See Dkt. No. 109 at 11 n.2. Perhaps laches or waiver
could have been established at trial; however, the Court did
not instruct the jury on those affirmative defenses. Thus,
the Court will not speculate whether the jury would have so
found had the Court provided such instructions.
Defendant's explanation that the "the May 19 Order
essentially concludes that a jury instruction may never
contain a verdict with findings of both the existence of a
contract and the existence of an account stated defense"
misses the point. See Dkt. No. 110-1 at 10. Rather
than holding that the doctrine of account stated could not
serve as an affirmative defense, the Court concluded that it
could not serve as an affirmative defense to void the oral
modification of the parties' contract. That is, after the
jury found that the parties orally modified their contracts,
the account stated defense could not be used to confirm the
contents of the oral modification because no party produced a
scintilla of evidence showing that the parties intended the
monthly invoices to include payments for the unused flight
hours. See Dkt. No. 109 at 10.
Court has considered Defendant's other arguments and
finds that Defendant has failed to point to a single error in
the Court's analysis but rather merely reiterates
arguments that it raised in its previous motion, which the
Court rejected.
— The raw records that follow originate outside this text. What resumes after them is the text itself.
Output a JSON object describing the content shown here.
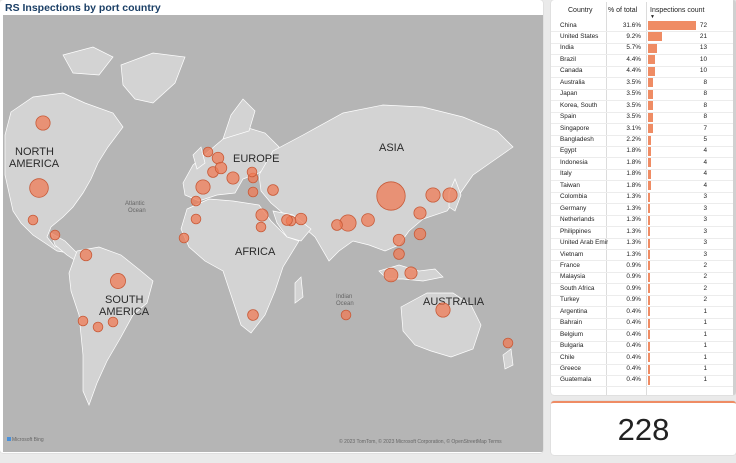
{
  "map": {
    "title": "RS Inspections by port country",
    "labels": {
      "north_america": "NORTH\nAMERICA",
      "south_america": "SOUTH\nAMERICA",
      "europe": "EUROPE",
      "asia": "ASIA",
      "africa": "AFRICA",
      "australia": "AUSTRALIA",
      "atlantic": "Atlantic\nOcean",
      "indian": "Indian\nOcean"
    },
    "bing_logo": "Microsoft Bing",
    "attribution": "© 2023 TomTom, © 2023 Microsoft Corporation, © OpenStreetMap Terms",
    "bubble_color": "#ef7b56"
  },
  "table": {
    "headers": {
      "country": "Country",
      "pct": "% of total",
      "count": "Inspections count"
    },
    "bar_color": "#ef8c64",
    "max_count": 72,
    "rows": [
      {
        "country": "China",
        "pct": "31.6%",
        "count": 72
      },
      {
        "country": "United States",
        "pct": "9.2%",
        "count": 21
      },
      {
        "country": "India",
        "pct": "5.7%",
        "count": 13
      },
      {
        "country": "Brazil",
        "pct": "4.4%",
        "count": 10
      },
      {
        "country": "Canada",
        "pct": "4.4%",
        "count": 10
      },
      {
        "country": "Australia",
        "pct": "3.5%",
        "count": 8
      },
      {
        "country": "Japan",
        "pct": "3.5%",
        "count": 8
      },
      {
        "country": "Korea, South",
        "pct": "3.5%",
        "count": 8
      },
      {
        "country": "Spain",
        "pct": "3.5%",
        "count": 8
      },
      {
        "country": "Singapore",
        "pct": "3.1%",
        "count": 7
      },
      {
        "country": "Bangladesh",
        "pct": "2.2%",
        "count": 5
      },
      {
        "country": "Egypt",
        "pct": "1.8%",
        "count": 4
      },
      {
        "country": "Indonesia",
        "pct": "1.8%",
        "count": 4
      },
      {
        "country": "Italy",
        "pct": "1.8%",
        "count": 4
      },
      {
        "country": "Taiwan",
        "pct": "1.8%",
        "count": 4
      },
      {
        "country": "Colombia",
        "pct": "1.3%",
        "count": 3
      },
      {
        "country": "Germany",
        "pct": "1.3%",
        "count": 3
      },
      {
        "country": "Netherlands",
        "pct": "1.3%",
        "count": 3
      },
      {
        "country": "Philippines",
        "pct": "1.3%",
        "count": 3
      },
      {
        "country": "United Arab Emirates",
        "pct": "1.3%",
        "count": 3
      },
      {
        "country": "Vietnam",
        "pct": "1.3%",
        "count": 3
      },
      {
        "country": "France",
        "pct": "0.9%",
        "count": 2
      },
      {
        "country": "Malaysia",
        "pct": "0.9%",
        "count": 2
      },
      {
        "country": "South Africa",
        "pct": "0.9%",
        "count": 2
      },
      {
        "country": "Turkey",
        "pct": "0.9%",
        "count": 2
      },
      {
        "country": "Argentina",
        "pct": "0.4%",
        "count": 1
      },
      {
        "country": "Bahrain",
        "pct": "0.4%",
        "count": 1
      },
      {
        "country": "Belgium",
        "pct": "0.4%",
        "count": 1
      },
      {
        "country": "Bulgaria",
        "pct": "0.4%",
        "count": 1
      },
      {
        "country": "Chile",
        "pct": "0.4%",
        "count": 1
      },
      {
        "country": "Greece",
        "pct": "0.4%",
        "count": 1
      },
      {
        "country": "Guatemala",
        "pct": "0.4%",
        "count": 1
      }
    ]
  },
  "card": {
    "value": "228"
  }
}
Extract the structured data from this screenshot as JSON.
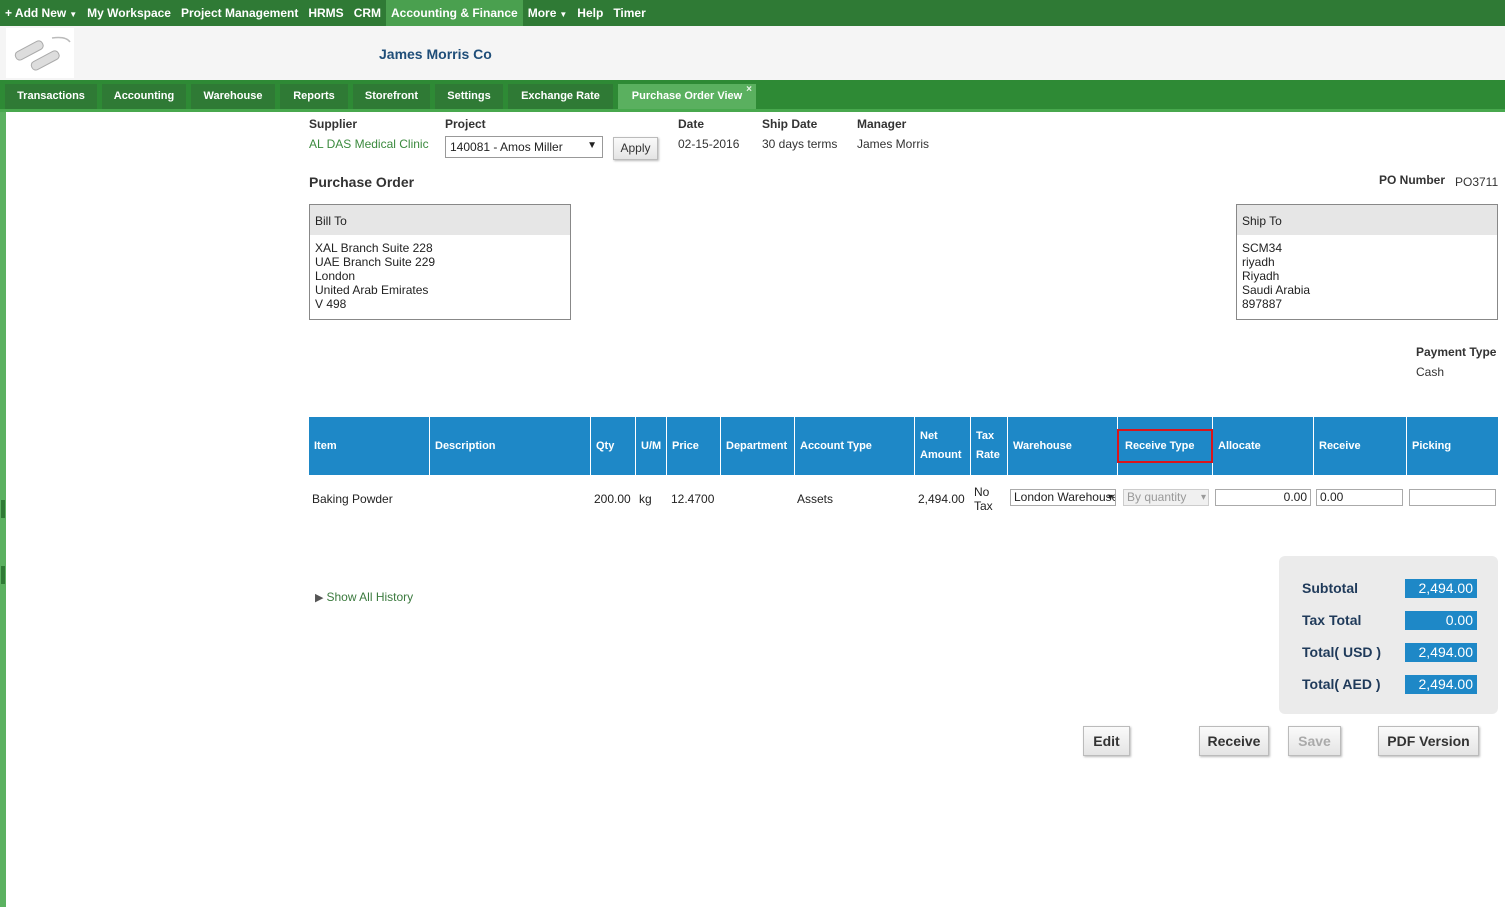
{
  "topnav": {
    "add_new": "+ Add New",
    "items": [
      "My Workspace",
      "Project Management",
      "HRMS",
      "CRM",
      "Accounting & Finance",
      "More",
      "Help",
      "Timer"
    ]
  },
  "header": {
    "company": "James Morris Co"
  },
  "tabs": [
    "Transactions",
    "Accounting",
    "Warehouse",
    "Reports",
    "Storefront",
    "Settings",
    "Exchange Rate",
    "Purchase Order View"
  ],
  "tab_close": "×",
  "info": {
    "supplier_label": "Supplier",
    "supplier": "AL DAS Medical Clinic",
    "project_label": "Project",
    "project": "140081 - Amos Miller",
    "apply": "Apply",
    "date_label": "Date",
    "date": "02-15-2016",
    "ship_date_label": "Ship Date",
    "ship_date": "30 days terms",
    "manager_label": "Manager",
    "manager": "James Morris"
  },
  "po": {
    "title": "Purchase Order",
    "number_label": "PO Number",
    "number": "PO3711"
  },
  "bill_to": {
    "title": "Bill To",
    "lines": [
      "XAL Branch Suite 228",
      "UAE Branch Suite 229",
      "London",
      "United Arab Emirates",
      "V 498"
    ]
  },
  "ship_to": {
    "title": "Ship To",
    "lines": [
      "SCM34",
      "riyadh",
      "Riyadh",
      "Saudi Arabia",
      "897887"
    ]
  },
  "payment": {
    "label": "Payment Type",
    "value": "Cash"
  },
  "table": {
    "headers": [
      "Item",
      "Description",
      "Qty",
      "U/M",
      "Price",
      "Department",
      "Account Type",
      "Net Amount",
      "Tax Rate",
      "Warehouse",
      "Receive Type",
      "Allocate",
      "Receive",
      "Picking"
    ],
    "row": {
      "item": "Baking Powder",
      "description": "",
      "qty": "200.00",
      "um": "kg",
      "price": "12.4700",
      "department": "",
      "account_type": "Assets",
      "net_amount": "2,494.00",
      "tax_rate": "No Tax",
      "warehouse": "London Warehouse",
      "receive_type": "By quantity",
      "allocate": "0.00",
      "receive": "0.00",
      "picking": ""
    }
  },
  "history": "Show All History",
  "totals": {
    "subtotal_label": "Subtotal",
    "subtotal": "2,494.00",
    "tax_label": "Tax Total",
    "tax": "0.00",
    "usd_label": "Total( USD )",
    "usd": "2,494.00",
    "aed_label": "Total( AED )",
    "aed": "2,494.00"
  },
  "actions": {
    "edit": "Edit",
    "receive": "Receive",
    "save": "Save",
    "pdf": "PDF Version"
  },
  "colors": {
    "nav_green": "#2f7a35",
    "header_blue": "#1e88c7",
    "highlight_red": "#d9141a"
  }
}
Therefore, the Court denies its motion for
Motion to certify the Court's May 19, 2017
Memorandum-Decision and Order for an interlocutory appeal to
the Second Circuit
to 28 U.S.C. § 1292(b), a court may certify its order
for interlocutory review when (1) "such order involves a
controlling question of law [(2)] as to which there is
substantial ground for difference of opinion and [(3) where]
an immediate appeal from the order may materially advance the
ultimate termination of the litigation[.]" 28 U.S.C.
§ 1292(b). "[T]he certification decision is
entirely a matter of discretion for the ...